In this segment from the MarketFoolery podcast, host Mac Greer, Total Income's Ron Gross, and Million Dollar Portfolio's Matt Argersinger parse the problems of eBay (NASDAQ:EBAY), which is in the odd situation of growing its revenue 9% at the same time as it's losing market share to faster-growing rivals. It's already spending a lot of money in an effort to keep up with the likes of Amazon (NASDAQ:AMZN) and Wal-Mart (NYSE:WMT). It really is a great business, but what can it do from here?
A full transcript follows the video.
This video was recorded on Oct. 19, 2017.
Mac Greer: Matt, shares of eBay down on earnings. Big story here is, eBay is spending a lot to compete with a little company named Amazon.
Matt Argersinger: And probably not doing a great job of it. On the surface, things look great at eBay. Revenue, gross merchandise volume, up 9%. That's one of the better quarters in a while for eBay. The problem is, and their guidance for the fourth quarter, 68% growth, the problem is, e-commerce as a whole across the U.S. is growing at closer to 15%. So, I take those numbers and say, eBay, if you think about it, is actually potentially losing share. It's not growing as fast as the overall e-commerce market, whereas Amazon is, and of course, Wal-Mart and some other competitors who are investing heavily are as well. Disappointing, I would say, to see StubHub revenue up only 5%. This is another growth puller for the company. There's a lot of new competition out there with tickets and live events and resale. I was disappointed in that number. At the same time, eBay, this is a great business. If you think about it, they did $2.4 billion in revenue in the quarter. They generated $720 million in free cash flow from that number. That's a 30% free cash flow yield.
Greer: It seems like a lot.
Argersinger: Oh, yeah.
Ron Gross: It's all relative. [laughs]
Argersinger: There are a handful of companies in the world that can do those kind of free cash flow yields. But, taking the long-term view, what has eBay done for shareholders? I took a look at a five year chart of eBay, and this was adjusted for the PayPal spinoff. If you invested in eBay five years ago, you're up 75%. That's pretty respectable. Amazon over those five years, up 300%. At some point, Amazon took the vertical approach to e-commerce. They're the ones that invested in fulfillment, distribution, shipping, all those things that eBay said, we're going to stick with our light business model, we're not going to do that. And what happened is, Amazon captured a lot of those third-party sellers that used to love eBay, and may still use eBay to a certain extent, but they said, Amazon offers me so much more, and I can access so many more buyers, it just makes much more sense. So, I think eBay has lost that battle a little bit. It's still a great business, but I look at the growth, I look at the competition with Amazon, and I'm not sure what investors can expect buying today.

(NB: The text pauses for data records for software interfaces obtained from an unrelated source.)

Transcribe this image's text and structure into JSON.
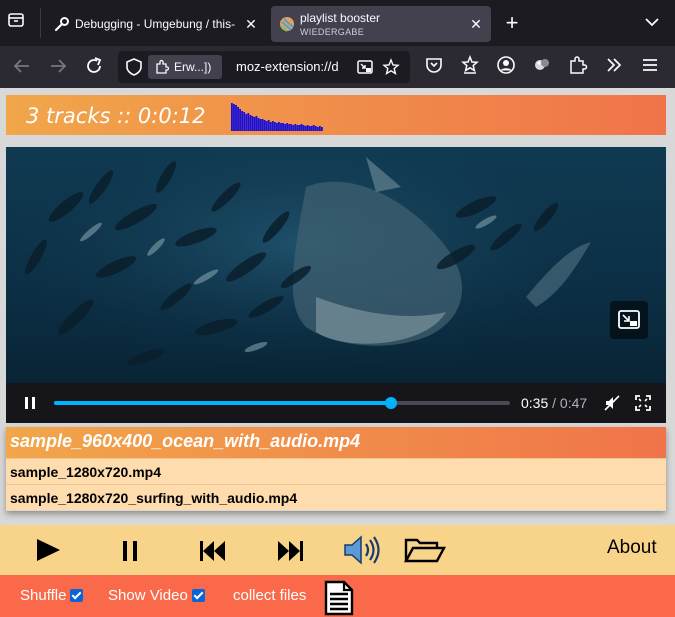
{
  "browser": {
    "tabs": [
      {
        "title": "Debugging - Umgebung / this-"
      },
      {
        "title": "playlist booster",
        "subtitle": "WIEDERGABE"
      }
    ],
    "identity_label": "Erw...])",
    "url": "moz-extension://d"
  },
  "app": {
    "header_title": "3 tracks :: 0:0:12",
    "visualizer_bars": [
      28,
      27,
      26,
      24,
      22,
      20,
      19,
      17,
      18,
      16,
      15,
      14,
      15,
      13,
      12,
      12,
      11,
      10,
      11,
      9,
      10,
      9,
      8,
      9,
      8,
      8,
      7,
      8,
      7,
      7,
      6,
      7,
      6,
      6,
      7,
      6,
      5,
      6,
      5,
      5,
      6,
      5,
      4,
      5,
      4
    ],
    "visualizer_color": "#1a0fd8",
    "video": {
      "current_time": "0:35",
      "duration": "/ 0:47",
      "progress": 0.74,
      "accent_color": "#00b3ff"
    },
    "playlist": {
      "current": "sample_960x400_ocean_with_audio.mp4",
      "items": [
        "sample_1280x720.mp4",
        "sample_1280x720_surfing_with_audio.mp4"
      ]
    },
    "player_controls": {
      "about_label": "About"
    },
    "options": {
      "shuffle_label": "Shuffle",
      "shuffle_checked": true,
      "show_video_label": "Show Video",
      "show_video_checked": true,
      "collect_label": "collect files"
    }
  }
}
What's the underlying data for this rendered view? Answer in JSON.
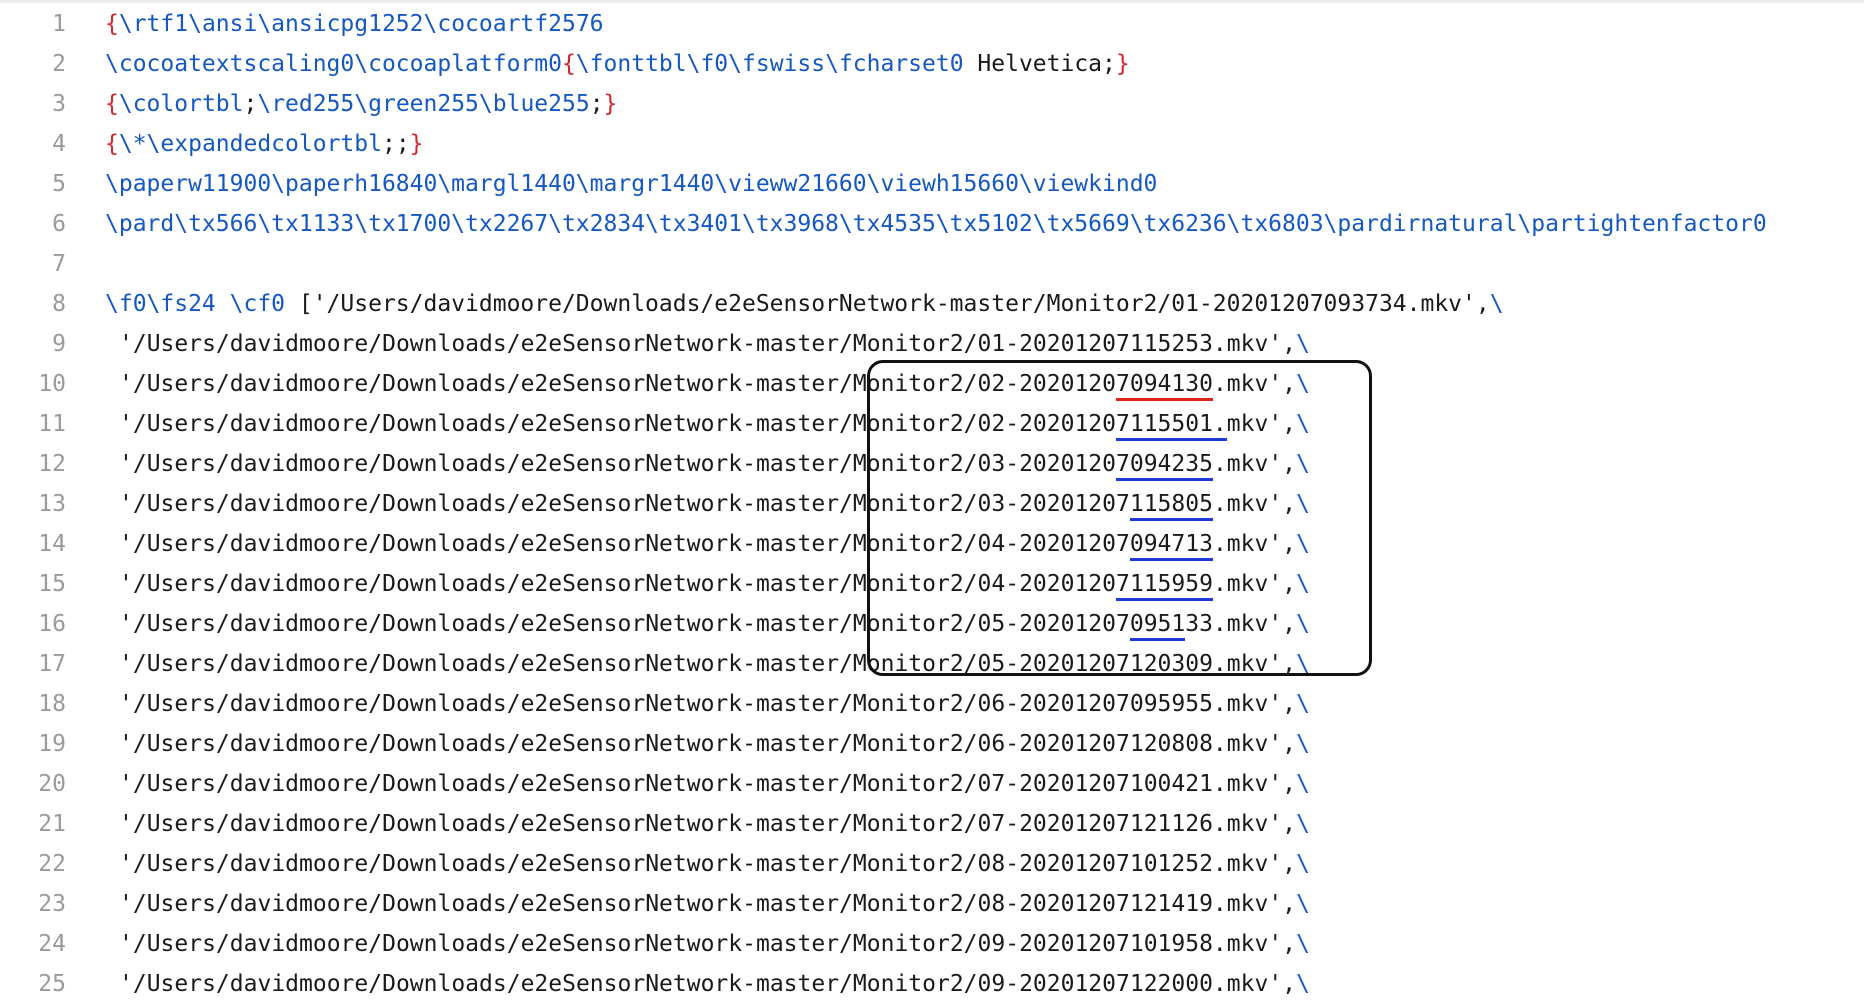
{
  "editor": {
    "lines": [
      {
        "n": "1",
        "segments": [
          [
            "brace",
            "{"
          ],
          [
            "cmd",
            "\\rtf1\\ansi\\ansicpg1252\\cocoartf2576"
          ]
        ]
      },
      {
        "n": "2",
        "segments": [
          [
            "cmd",
            "\\cocoatextscaling0\\cocoaplatform0"
          ],
          [
            "brace",
            "{"
          ],
          [
            "cmd",
            "\\fonttbl\\f0\\fswiss\\fcharset0"
          ],
          [
            "text",
            " Helvetica;"
          ],
          [
            "brace",
            "}"
          ]
        ]
      },
      {
        "n": "3",
        "segments": [
          [
            "brace",
            "{"
          ],
          [
            "cmd",
            "\\colortbl"
          ],
          [
            "text",
            ";"
          ],
          [
            "cmd",
            "\\red255\\green255\\blue255"
          ],
          [
            "text",
            ";"
          ],
          [
            "brace",
            "}"
          ]
        ]
      },
      {
        "n": "4",
        "segments": [
          [
            "brace",
            "{"
          ],
          [
            "cmd",
            "\\*\\expandedcolortbl"
          ],
          [
            "text",
            ";;"
          ],
          [
            "brace",
            "}"
          ]
        ]
      },
      {
        "n": "5",
        "segments": [
          [
            "cmd",
            "\\paperw11900\\paperh16840\\margl1440\\margr1440\\vieww21660\\viewh15660\\viewkind0"
          ]
        ]
      },
      {
        "n": "6",
        "segments": [
          [
            "cmd",
            "\\pard\\tx566\\tx1133\\tx1700\\tx2267\\tx2834\\tx3401\\tx3968\\tx4535\\tx5102\\tx5669\\tx6236\\tx6803\\pardirnatural\\partightenfactor0"
          ]
        ]
      },
      {
        "n": "7",
        "segments": []
      },
      {
        "n": "8",
        "segments": [
          [
            "cmd",
            "\\f0\\fs24 \\cf0"
          ],
          [
            "text",
            " ['/Users/davidmoore/Downloads/e2eSensorNetwork-master/Monitor2/01-20201207093734.mkv',"
          ],
          [
            "bs",
            "\\"
          ]
        ]
      },
      {
        "n": "9",
        "indent": true,
        "segments": [
          [
            "text",
            "'/Users/davidmoore/Downloads/e2eSensorNetwork-master/Monitor2/01-20201207115253.mkv',"
          ],
          [
            "bs",
            "\\"
          ]
        ]
      },
      {
        "n": "10",
        "indent": true,
        "segments": [
          [
            "text",
            "'/Users/davidmoore/Downloads/e2eSensorNetwork-master/Monitor2/02-2020120"
          ],
          [
            "red",
            "7094130"
          ],
          [
            "text",
            ".mkv',"
          ],
          [
            "bs",
            "\\"
          ]
        ]
      },
      {
        "n": "11",
        "indent": true,
        "segments": [
          [
            "text",
            "'/Users/davidmoore/Downloads/e2eSensorNetwork-master/Monitor2/02-2020120"
          ],
          [
            "blue",
            "7115501."
          ],
          [
            "text",
            "mkv',"
          ],
          [
            "bs",
            "\\"
          ]
        ]
      },
      {
        "n": "12",
        "indent": true,
        "segments": [
          [
            "text",
            "'/Users/davidmoore/Downloads/e2eSensorNetwork-master/Monitor2/03-2020120"
          ],
          [
            "blue",
            "7094235"
          ],
          [
            "text",
            ".mkv',"
          ],
          [
            "bs",
            "\\"
          ]
        ]
      },
      {
        "n": "13",
        "indent": true,
        "segments": [
          [
            "text",
            "'/Users/davidmoore/Downloads/e2eSensorNetwork-master/Monitor2/03-20201207"
          ],
          [
            "blue",
            "115805"
          ],
          [
            "text",
            ".mkv',"
          ],
          [
            "bs",
            "\\"
          ]
        ]
      },
      {
        "n": "14",
        "indent": true,
        "segments": [
          [
            "text",
            "'/Users/davidmoore/Downloads/e2eSensorNetwork-master/Monitor2/04-20201207"
          ],
          [
            "blue",
            "094713"
          ],
          [
            "text",
            ".mkv',"
          ],
          [
            "bs",
            "\\"
          ]
        ]
      },
      {
        "n": "15",
        "indent": true,
        "segments": [
          [
            "text",
            "'/Users/davidmoore/Downloads/e2eSensorNetwork-master/Monitor2/04-2020120"
          ],
          [
            "blue",
            "7115959"
          ],
          [
            "text",
            ".mkv',"
          ],
          [
            "bs",
            "\\"
          ]
        ]
      },
      {
        "n": "16",
        "indent": true,
        "segments": [
          [
            "text",
            "'/Users/davidmoore/Downloads/e2eSensorNetwork-master/Monitor2/05-20201207"
          ],
          [
            "blue",
            "0951"
          ],
          [
            "text",
            "33.mkv',"
          ],
          [
            "bs",
            "\\"
          ]
        ]
      },
      {
        "n": "17",
        "indent": true,
        "segments": [
          [
            "text",
            "'/Users/davidmoore/Downloads/e2eSensorNetwork-master/Monitor2/05-20201207120309.mkv',"
          ],
          [
            "bs",
            "\\"
          ]
        ]
      },
      {
        "n": "18",
        "indent": true,
        "segments": [
          [
            "text",
            "'/Users/davidmoore/Downloads/e2eSensorNetwork-master/Monitor2/06-20201207095955.mkv',"
          ],
          [
            "bs",
            "\\"
          ]
        ]
      },
      {
        "n": "19",
        "indent": true,
        "segments": [
          [
            "text",
            "'/Users/davidmoore/Downloads/e2eSensorNetwork-master/Monitor2/06-20201207120808.mkv',"
          ],
          [
            "bs",
            "\\"
          ]
        ]
      },
      {
        "n": "20",
        "indent": true,
        "segments": [
          [
            "text",
            "'/Users/davidmoore/Downloads/e2eSensorNetwork-master/Monitor2/07-20201207100421.mkv',"
          ],
          [
            "bs",
            "\\"
          ]
        ]
      },
      {
        "n": "21",
        "indent": true,
        "segments": [
          [
            "text",
            "'/Users/davidmoore/Downloads/e2eSensorNetwork-master/Monitor2/07-20201207121126.mkv',"
          ],
          [
            "bs",
            "\\"
          ]
        ]
      },
      {
        "n": "22",
        "indent": true,
        "segments": [
          [
            "text",
            "'/Users/davidmoore/Downloads/e2eSensorNetwork-master/Monitor2/08-20201207101252.mkv',"
          ],
          [
            "bs",
            "\\"
          ]
        ]
      },
      {
        "n": "23",
        "indent": true,
        "segments": [
          [
            "text",
            "'/Users/davidmoore/Downloads/e2eSensorNetwork-master/Monitor2/08-20201207121419.mkv',"
          ],
          [
            "bs",
            "\\"
          ]
        ]
      },
      {
        "n": "24",
        "indent": true,
        "segments": [
          [
            "text",
            "'/Users/davidmoore/Downloads/e2eSensorNetwork-master/Monitor2/09-20201207101958.mkv',"
          ],
          [
            "bs",
            "\\"
          ]
        ]
      },
      {
        "n": "25",
        "indent": true,
        "segments": [
          [
            "text",
            "'/Users/davidmoore/Downloads/e2eSensorNetwork-master/Monitor2/09-20201207122000.mkv',"
          ],
          [
            "bs",
            "\\"
          ]
        ]
      }
    ],
    "colors": {
      "brace": "#d4242c",
      "command": "#1558c0",
      "text": "#1a1a1a",
      "line_number": "#9a9a9a",
      "underline_red": "#e0221c",
      "underline_blue": "#1f3ad8",
      "highlight_box": "#111111"
    }
  }
}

Gross: Sometimes I look at these things from the consumer's perspective. In fact, I try to do that as much as I can. I never got it, personally. In the early days, when it was auction related, it didn't appeal to me. Today, if I want to buy something, I'm much more likely to go to Amazon. 100 times more likely. It looks and feels different. "Fulfilled by Amazon" is a big deal to me, it gives you the sense that Amazon is there taking care of you, watching the transaction, even if they're not. Amazon Prime is a big deal. So, I can't say, as a consumer, unless it's some really difficult to find item, ever choosing eBay over Amazon.
Greer: As an investor, what would be the best single argument for investing in eBay instead of Amazon?
Argersinger: On a profitability basis, eBay crushes Amazon. You look at that free cash flow, I talked about Amazon, it's comfortable not reporting any profits. eBay works as a business that can grow in the single digits, generate a ton of cash. They've been buying back stock, buy back more stock, maybe pay a dividend at some point. But this to me is more of a steady income play. They're still operating in the e-commerce space, which, of course, is a secular growth market to be in. I just don't think you're going to get amazing returns. You can get decent returns by buying eBay today.
John Mackey, CEO of Whole Foods Market, an Amazon subsidiary, is a member of The Motley Fool's board of directors. Mac Greer owns shares of Amazon. Matthew Argersinger owns shares of Amazon and has the following options: short December 2017 $900 puts on Amazon. Ron Gross owns shares of Amazon. The Motley Fool owns shares of and recommends Amazon, eBay, and PayPal Holdings. The Motley Fool has a disclosure policy.